“If the cost was reasonable for everyone and it was done correctly, I reckon (a scheme) like that would be bloody brilliant,” he said.
Whilst some preliminary work for a roads and drainage scheme in Pioneer Bay has been completed, it is now in jeopardy following the Cape Paterson special charge scheme debacle and indications from councillors that shire’s policy for such projects needs an overhaul.
In other words, if Kallay Drive is returned to gravel later this month, it could remain an unsealed road for a very long time.
Council has attempted to soften the blow to Kallay Drive residents by also announcing that only part of the road will be returned to gravel.
Originally, almost the entire stretch of road was to be graded, with only the top section, close to the Bass Highway turn-off, kept due to being in good condition.
Council’s infrastructure director, Felicity Sist, confirmed works are scheduled only for the section of road from Alec Street to Whiting Street, measuring about 260 metres.
“We’re not going to do as much as we thought we would do initially,” Ms Sist explained.
“Some of (the temporary seal) has held up, but it is important we get the works done before winter rain sets in.”
All Kallay Drive residents are expected to receive a notice in the mail early this week.
Ms Sist said residents are “likely to get a better level of serviceability with an unsealed road”.
“The original intention of the primer seal applications was as a dust suppressant treatment only, and because of the minimal surface preparation these works had a limited life expectancy – much like applying a coat of paint to a building without undertaking any repairs to the building’s structure,” she said.
“Whilst these treatments have serviced their short term purpose to suppress dust, some have deteriorated significantly and a long-term management strategy for these roads is now required.”
As for why Daly and Powlett Streets in Dalyston have now been added to the list of roads being ripped up when they were not mentioned in the original report to council last August, Ms Sist said their inclusion comes after recent inspections.
“The condition of the roads in question has deteriorated to the extent that action is required.”

Kallay Drive: The story so far…

• Between 2005 and 2007: The only road in out and out of Pioneer Bay, Kallay Drive was treated with a dust suppressant seal.
• 2007 onwards: The seal did not last as long as Bass Coast Shire Council expected, resulting in frequent maintenance work.
• Early 2013: The council announced Kallay Drive had been inspected and given a rating of 10 out of 10 for the extent of deterioration.
• August 2013: Councillors vote in favour of the road being returned to an unsealed state.
• September 2013: Residents revolt.
• November 2013: Council infrastructure staff answer questions at a town meeting at Grantville.

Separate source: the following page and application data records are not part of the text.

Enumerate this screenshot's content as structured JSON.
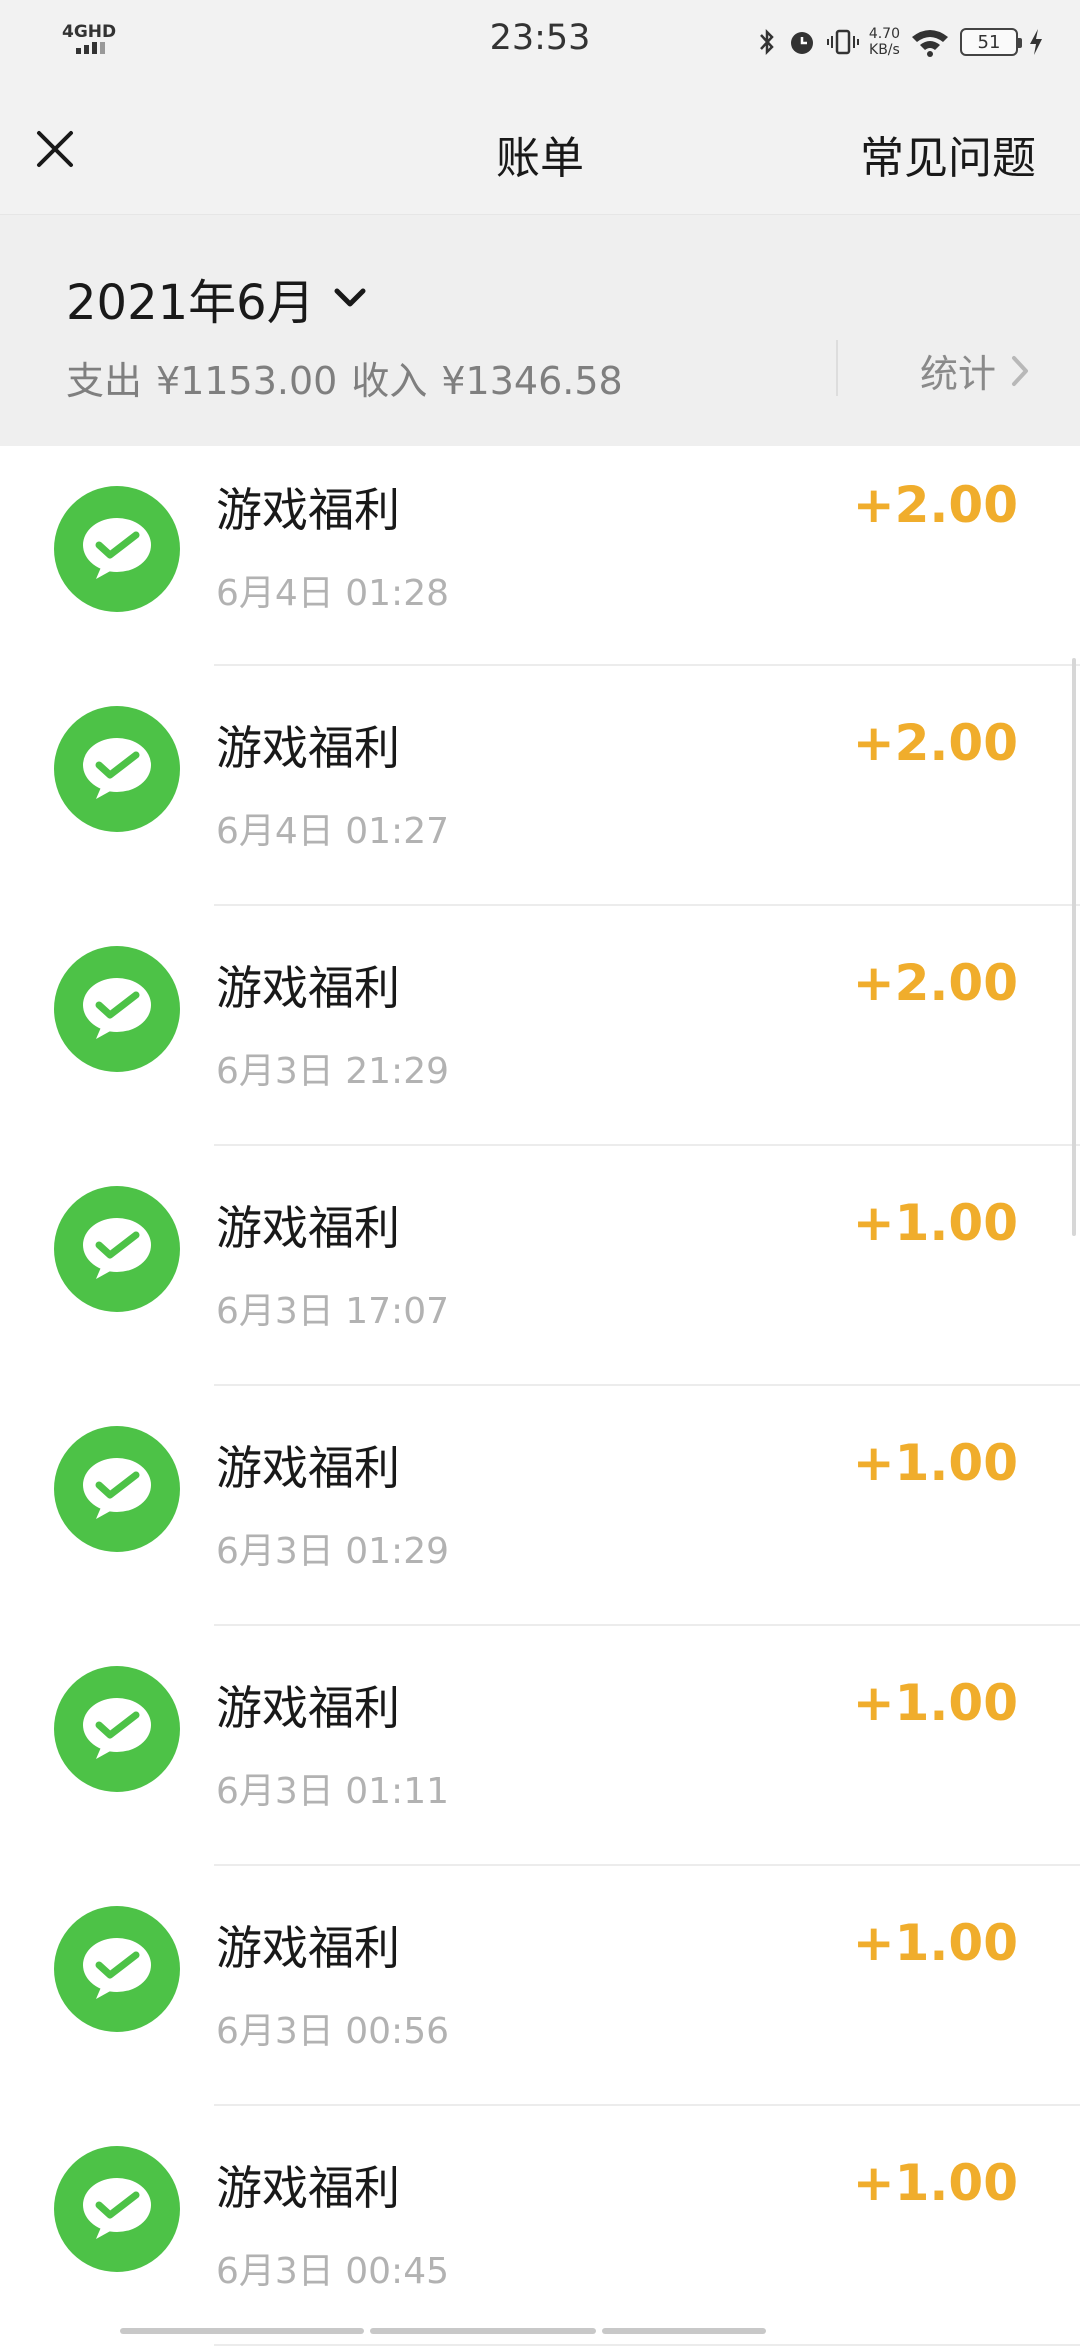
{
  "status_bar": {
    "network": "4GHD",
    "time": "23:53",
    "net_speed_value": "4.70",
    "net_speed_unit": "KB/s",
    "battery": "51"
  },
  "nav": {
    "title": "账单",
    "faq": "常见问题"
  },
  "summary": {
    "month": "2021年6月",
    "expense_label": "支出",
    "expense_value": "¥1153.00",
    "income_label": "收入",
    "income_value": "¥1346.58",
    "stats_label": "统计"
  },
  "colors": {
    "amount": "#f0ad2c",
    "avatar_bg": "#4dc247",
    "header_bg": "#f2f2f2"
  },
  "transactions": [
    {
      "title": "游戏福利",
      "time": "6月4日 01:28",
      "amount": "+2.00",
      "icon": "wechat-pay-icon"
    },
    {
      "title": "游戏福利",
      "time": "6月4日 01:27",
      "amount": "+2.00",
      "icon": "wechat-pay-icon"
    },
    {
      "title": "游戏福利",
      "time": "6月3日 21:29",
      "amount": "+2.00",
      "icon": "wechat-pay-icon"
    },
    {
      "title": "游戏福利",
      "time": "6月3日 17:07",
      "amount": "+1.00",
      "icon": "wechat-pay-icon"
    },
    {
      "title": "游戏福利",
      "time": "6月3日 01:29",
      "amount": "+1.00",
      "icon": "wechat-pay-icon"
    },
    {
      "title": "游戏福利",
      "time": "6月3日 01:11",
      "amount": "+1.00",
      "icon": "wechat-pay-icon"
    },
    {
      "title": "游戏福利",
      "time": "6月3日 00:56",
      "amount": "+1.00",
      "icon": "wechat-pay-icon"
    },
    {
      "title": "游戏福利",
      "time": "6月3日 00:45",
      "amount": "+1.00",
      "icon": "wechat-pay-icon"
    }
  ]
}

Residents describe the meeting as “an exercise in futility”.
• December 2013: Cr Clare Le Serve urges her colleagues to exclude Kallay Drive from the list of roads being returned to gravel. The motion is lost.
• May 2013: Residents sent a letter detailing a confirmed date for works to take place.